* Your objective:
Look through the entries below and report every line that has "test".
─── Extracted records
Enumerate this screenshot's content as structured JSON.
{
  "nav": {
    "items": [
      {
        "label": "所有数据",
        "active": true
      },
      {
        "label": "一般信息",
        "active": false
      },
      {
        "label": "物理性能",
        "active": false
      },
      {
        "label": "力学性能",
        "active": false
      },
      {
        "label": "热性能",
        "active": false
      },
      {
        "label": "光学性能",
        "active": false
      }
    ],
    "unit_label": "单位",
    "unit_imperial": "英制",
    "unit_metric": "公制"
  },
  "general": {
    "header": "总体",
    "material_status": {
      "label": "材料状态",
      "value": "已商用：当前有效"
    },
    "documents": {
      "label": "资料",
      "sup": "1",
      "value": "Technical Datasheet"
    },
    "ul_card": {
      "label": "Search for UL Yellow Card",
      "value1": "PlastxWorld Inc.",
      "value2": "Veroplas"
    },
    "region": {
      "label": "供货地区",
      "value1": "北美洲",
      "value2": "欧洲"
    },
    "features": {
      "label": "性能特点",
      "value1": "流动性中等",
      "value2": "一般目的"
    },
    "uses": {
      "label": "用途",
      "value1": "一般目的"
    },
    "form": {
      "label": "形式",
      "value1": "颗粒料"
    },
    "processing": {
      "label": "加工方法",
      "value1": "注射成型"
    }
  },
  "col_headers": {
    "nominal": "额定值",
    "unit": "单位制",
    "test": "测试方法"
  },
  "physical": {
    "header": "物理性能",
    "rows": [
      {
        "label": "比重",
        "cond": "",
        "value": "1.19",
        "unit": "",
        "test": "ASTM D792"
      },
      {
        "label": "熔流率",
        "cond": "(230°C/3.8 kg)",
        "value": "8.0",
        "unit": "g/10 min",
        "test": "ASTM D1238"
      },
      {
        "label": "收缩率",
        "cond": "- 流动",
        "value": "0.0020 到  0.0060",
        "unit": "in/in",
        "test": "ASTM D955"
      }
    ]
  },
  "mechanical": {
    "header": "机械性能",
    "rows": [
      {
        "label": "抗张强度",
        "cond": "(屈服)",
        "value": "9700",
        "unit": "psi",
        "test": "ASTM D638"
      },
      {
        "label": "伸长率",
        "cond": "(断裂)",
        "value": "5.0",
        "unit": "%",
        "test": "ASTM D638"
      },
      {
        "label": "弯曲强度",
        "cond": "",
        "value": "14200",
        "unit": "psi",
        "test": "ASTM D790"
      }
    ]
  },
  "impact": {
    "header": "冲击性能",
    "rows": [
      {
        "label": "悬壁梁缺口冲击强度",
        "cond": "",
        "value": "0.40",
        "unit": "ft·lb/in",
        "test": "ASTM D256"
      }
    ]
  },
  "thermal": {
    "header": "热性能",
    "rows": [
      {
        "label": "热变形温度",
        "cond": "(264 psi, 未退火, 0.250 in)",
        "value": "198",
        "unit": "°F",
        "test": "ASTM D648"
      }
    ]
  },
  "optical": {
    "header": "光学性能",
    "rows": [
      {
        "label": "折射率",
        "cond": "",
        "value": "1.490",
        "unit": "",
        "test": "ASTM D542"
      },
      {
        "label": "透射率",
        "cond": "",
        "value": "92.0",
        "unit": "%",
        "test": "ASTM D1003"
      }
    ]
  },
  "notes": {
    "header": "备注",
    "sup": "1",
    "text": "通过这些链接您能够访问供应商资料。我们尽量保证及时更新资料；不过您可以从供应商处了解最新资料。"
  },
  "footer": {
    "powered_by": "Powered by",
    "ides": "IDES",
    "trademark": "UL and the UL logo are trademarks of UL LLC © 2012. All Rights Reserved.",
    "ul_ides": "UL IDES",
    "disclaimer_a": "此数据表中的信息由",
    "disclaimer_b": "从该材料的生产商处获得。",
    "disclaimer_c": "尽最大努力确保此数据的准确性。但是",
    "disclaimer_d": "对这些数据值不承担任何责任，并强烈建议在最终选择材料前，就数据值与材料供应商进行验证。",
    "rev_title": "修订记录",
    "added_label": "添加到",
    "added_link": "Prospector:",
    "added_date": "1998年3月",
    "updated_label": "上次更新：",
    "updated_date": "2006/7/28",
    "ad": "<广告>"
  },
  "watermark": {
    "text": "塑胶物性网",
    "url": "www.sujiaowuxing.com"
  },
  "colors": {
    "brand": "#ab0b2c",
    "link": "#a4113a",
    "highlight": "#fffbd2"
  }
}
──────
* Reply to the exercise:
    "test": "测试方法"
        "test": "ASTM D792"
        "test": "ASTM D1238"
        "test": "ASTM D955"
        "test": "ASTM D638"
        "test": "ASTM D638"
        "test": "ASTM D790"
        "test": "ASTM D256"
        "test": "ASTM D648"
        "test": "ASTM D542"
        "test": "ASTM D1003"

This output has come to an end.